In order to not confuse STEVEN Johnson and Dana STEVENS, I will refer to Mr. Johnson as ‘Steven’ and to Ms. Stevens as ‘Dana,’ with no intentions of being disrespectful.

So author Steven Johnson decides to argue that watching TV makes you smarter in his essay, “Watching TV Makes You Smarter,” but movie critic Dana Stevens disagrees on his point of view and tells him to think outside the idiot box in his essay, “Think Outside the Idiot Box.” Dana blatantly responded to Steven’s long-ass essay in less than 24 hours in a response that  seems to be full of wrath and disagreement. First of all, by naming her article, “Think Outside the IDIOT Box,” Dana not only insultingly laughs at Steven, but she also refers to his thoughts as being idiotic. In her introduction, she keeps crushing Steven’s arguments with statements such as “I could make no sense of [Steven’s] piece.” Steven and Dana are on completely opposite extremes of the viewpoint.

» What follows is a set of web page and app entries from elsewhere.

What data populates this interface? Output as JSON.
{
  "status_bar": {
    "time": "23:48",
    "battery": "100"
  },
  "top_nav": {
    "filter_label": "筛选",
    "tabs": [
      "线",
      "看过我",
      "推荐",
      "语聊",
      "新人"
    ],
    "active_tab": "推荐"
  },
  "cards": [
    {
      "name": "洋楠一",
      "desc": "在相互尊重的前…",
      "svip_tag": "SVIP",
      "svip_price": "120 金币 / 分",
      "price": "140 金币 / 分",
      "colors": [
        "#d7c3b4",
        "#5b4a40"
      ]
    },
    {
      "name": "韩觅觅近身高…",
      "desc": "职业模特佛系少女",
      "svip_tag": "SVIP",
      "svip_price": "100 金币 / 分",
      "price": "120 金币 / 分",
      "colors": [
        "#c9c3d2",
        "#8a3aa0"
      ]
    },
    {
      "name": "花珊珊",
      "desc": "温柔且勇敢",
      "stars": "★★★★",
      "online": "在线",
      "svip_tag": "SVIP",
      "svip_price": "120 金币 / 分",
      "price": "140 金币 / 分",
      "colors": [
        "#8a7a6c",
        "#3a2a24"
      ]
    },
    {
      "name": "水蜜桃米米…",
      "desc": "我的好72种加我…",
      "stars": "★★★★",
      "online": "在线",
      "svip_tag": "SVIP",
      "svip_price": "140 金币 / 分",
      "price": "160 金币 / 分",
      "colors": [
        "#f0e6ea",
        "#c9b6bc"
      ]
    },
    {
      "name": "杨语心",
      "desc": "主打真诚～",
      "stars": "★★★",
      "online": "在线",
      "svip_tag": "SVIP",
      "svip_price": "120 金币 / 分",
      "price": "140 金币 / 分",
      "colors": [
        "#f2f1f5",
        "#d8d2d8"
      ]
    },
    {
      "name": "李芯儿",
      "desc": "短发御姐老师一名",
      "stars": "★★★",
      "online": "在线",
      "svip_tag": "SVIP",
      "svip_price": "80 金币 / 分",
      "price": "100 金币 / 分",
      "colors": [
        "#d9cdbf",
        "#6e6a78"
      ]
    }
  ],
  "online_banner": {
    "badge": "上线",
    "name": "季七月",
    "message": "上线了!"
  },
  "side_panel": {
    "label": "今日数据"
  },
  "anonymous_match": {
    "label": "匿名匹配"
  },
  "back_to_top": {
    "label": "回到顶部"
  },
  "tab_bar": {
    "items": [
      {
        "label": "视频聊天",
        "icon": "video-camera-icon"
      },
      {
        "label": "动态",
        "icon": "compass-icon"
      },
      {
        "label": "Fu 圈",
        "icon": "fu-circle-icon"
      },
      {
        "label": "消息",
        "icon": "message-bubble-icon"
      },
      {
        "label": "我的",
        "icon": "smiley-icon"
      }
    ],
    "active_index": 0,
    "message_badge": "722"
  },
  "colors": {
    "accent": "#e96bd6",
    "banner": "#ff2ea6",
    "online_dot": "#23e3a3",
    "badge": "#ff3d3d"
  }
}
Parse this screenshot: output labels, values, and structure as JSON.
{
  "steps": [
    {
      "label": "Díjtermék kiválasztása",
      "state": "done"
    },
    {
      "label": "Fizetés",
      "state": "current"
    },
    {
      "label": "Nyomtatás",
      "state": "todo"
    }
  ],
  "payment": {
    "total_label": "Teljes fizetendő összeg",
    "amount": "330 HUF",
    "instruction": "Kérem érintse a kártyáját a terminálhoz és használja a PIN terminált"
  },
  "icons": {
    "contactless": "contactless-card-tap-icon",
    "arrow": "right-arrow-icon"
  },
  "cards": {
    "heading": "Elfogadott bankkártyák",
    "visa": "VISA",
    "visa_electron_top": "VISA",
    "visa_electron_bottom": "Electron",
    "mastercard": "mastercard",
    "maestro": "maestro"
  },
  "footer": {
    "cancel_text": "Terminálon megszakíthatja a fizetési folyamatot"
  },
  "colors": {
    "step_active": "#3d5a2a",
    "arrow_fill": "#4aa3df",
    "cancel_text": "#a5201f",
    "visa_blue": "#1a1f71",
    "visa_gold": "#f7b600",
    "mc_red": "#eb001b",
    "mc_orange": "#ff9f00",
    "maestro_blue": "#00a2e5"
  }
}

Following her introduction, Dana recognizes Steven’s essay as a powerful, strong, well-built article. She paraphrases and summarizes it in a few sentences. She quotes him on the argument that he makes in order to explicitly differentiate their standpoints. But after that, she decides to stick mostly with paraphrasing and summarizing to make her essay concise and direct. A few quotation marks are thrown in there every once in a while in order to expose proof and validity, and to fulfill every writer’s desire to visually see four apostrophes enclosing a sentence in any “well-founded” piece of writing (maybe Cormac McCarthy was right. Maybe quotation marks are stupid and a waste of time, but that’s for another essay). She does, however, conclude with short quotations that describe Steven’s specific description of why we watch TV shows. The seven or eight two- or three-word quotations that she uses throughout her argument do provide an appropriate context of Steven’s discussion and prove the point that she is trying to make. She does frame, introduce, and explain every quotation effectively, but I feel like her use of paraphrasing (about nine) adapts better to the style of her short and straight-to-the-point response.